This year I grew my first Charentais cantaloupes. This heirloom variety hails from the Poitous-Charentes region of western France, and though diminutive boasts a superior flavor distinct from the hybrid, netted-skin varieties we are often used to. Its gray green skin hosts dark green sutures that sit slightly lower than the rest of the cantaloupe body, dividing the melon into a series of ten or so elevated segments. As the fruit matures and collects sugars within its flesh, the rind slowly loses its color, and reaches peak ripeness when the skin becomes a dull yellow. A sweet aroma, for which the melon is prized, is also an indicator that it is ready for picking.

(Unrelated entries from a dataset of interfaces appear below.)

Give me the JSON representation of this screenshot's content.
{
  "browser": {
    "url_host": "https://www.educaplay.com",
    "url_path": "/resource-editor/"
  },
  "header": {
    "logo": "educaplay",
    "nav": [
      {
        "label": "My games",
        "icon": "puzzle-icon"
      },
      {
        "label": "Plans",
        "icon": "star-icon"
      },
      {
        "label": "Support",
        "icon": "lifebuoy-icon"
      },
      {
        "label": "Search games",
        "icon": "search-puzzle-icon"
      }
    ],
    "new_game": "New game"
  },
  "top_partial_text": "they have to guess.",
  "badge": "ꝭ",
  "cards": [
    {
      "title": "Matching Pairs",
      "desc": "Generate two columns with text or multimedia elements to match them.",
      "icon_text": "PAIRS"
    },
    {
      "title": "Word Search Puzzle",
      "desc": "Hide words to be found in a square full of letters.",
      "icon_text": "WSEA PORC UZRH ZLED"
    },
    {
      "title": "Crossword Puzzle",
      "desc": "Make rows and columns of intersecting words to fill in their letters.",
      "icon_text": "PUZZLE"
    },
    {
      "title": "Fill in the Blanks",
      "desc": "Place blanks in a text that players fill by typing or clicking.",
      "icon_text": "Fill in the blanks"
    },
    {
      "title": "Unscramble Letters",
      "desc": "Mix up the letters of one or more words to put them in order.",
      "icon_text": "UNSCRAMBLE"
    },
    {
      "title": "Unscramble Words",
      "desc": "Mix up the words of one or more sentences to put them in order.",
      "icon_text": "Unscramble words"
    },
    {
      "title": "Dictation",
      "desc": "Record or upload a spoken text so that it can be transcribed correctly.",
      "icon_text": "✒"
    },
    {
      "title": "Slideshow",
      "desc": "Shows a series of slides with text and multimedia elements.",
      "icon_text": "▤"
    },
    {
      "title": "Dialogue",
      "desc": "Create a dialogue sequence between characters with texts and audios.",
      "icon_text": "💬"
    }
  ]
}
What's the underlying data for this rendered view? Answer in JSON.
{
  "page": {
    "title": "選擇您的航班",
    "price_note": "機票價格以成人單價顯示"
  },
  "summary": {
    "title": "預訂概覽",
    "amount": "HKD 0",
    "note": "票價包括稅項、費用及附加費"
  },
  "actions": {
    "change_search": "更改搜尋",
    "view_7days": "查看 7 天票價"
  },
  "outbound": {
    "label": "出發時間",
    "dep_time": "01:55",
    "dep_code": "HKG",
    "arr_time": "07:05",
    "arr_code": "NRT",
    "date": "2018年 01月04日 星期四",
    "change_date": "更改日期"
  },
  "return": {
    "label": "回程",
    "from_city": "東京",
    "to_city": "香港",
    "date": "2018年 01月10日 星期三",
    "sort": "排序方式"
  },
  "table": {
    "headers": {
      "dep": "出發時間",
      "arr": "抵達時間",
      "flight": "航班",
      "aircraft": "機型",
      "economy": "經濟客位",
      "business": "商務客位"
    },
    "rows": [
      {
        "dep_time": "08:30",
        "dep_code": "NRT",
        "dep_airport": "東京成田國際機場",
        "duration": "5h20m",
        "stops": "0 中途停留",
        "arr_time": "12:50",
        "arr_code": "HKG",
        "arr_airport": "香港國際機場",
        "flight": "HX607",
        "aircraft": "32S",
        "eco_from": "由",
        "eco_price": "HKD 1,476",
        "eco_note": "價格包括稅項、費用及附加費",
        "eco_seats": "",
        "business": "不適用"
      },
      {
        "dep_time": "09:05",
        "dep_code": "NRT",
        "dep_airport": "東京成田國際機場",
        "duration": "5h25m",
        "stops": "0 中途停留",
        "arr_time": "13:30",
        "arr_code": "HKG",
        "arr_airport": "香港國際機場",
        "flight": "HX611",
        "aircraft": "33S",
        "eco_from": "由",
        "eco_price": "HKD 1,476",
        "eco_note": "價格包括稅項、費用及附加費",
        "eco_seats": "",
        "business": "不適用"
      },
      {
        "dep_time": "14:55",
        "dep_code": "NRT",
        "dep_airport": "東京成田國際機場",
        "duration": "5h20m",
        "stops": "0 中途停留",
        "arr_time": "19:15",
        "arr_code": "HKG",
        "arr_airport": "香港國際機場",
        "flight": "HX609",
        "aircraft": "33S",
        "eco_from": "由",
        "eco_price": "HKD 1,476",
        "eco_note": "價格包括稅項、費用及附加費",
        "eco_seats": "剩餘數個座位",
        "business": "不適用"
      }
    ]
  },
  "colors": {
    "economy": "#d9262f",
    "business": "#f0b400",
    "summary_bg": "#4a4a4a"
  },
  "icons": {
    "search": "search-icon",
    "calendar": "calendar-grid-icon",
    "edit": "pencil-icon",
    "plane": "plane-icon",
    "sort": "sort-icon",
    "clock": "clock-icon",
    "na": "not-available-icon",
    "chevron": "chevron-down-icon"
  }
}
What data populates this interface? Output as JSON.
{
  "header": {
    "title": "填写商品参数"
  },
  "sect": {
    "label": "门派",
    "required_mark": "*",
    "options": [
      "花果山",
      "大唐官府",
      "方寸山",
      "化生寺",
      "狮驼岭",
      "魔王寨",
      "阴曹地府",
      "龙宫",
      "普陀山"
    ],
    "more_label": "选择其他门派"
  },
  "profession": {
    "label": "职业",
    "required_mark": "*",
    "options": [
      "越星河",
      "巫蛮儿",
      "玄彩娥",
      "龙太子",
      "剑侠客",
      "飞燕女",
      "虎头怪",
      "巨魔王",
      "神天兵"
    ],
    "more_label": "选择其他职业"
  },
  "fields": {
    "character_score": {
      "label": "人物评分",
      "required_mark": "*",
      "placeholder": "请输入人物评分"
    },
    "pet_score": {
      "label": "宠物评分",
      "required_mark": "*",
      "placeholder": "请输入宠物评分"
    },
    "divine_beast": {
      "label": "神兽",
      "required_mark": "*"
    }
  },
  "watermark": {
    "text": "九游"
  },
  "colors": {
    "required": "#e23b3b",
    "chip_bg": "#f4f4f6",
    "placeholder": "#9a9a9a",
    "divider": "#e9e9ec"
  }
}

Although wonderful eaten alone, in its homeland, the Charanteis is often enjoyed cut into wedges and wrapped in thin slices of prosciutto. The melding of sweet and salty will tease your palate, but in the end is oddly satisfying. Sadly, there is no Alabama prosciutto yet, so you'll have to settle for the Italian import (decadent I know!). And if this French snack doesn't entice you, then how about trying the Charanteis with a little port wine? Just halve, scoop out the seeds, and fill the center cavity with port, and the melon becomes a vessel for a tasty appertif or is transformed into a simple dessert. Still not convinced? Try this recipe for melon sorbet from Saveur.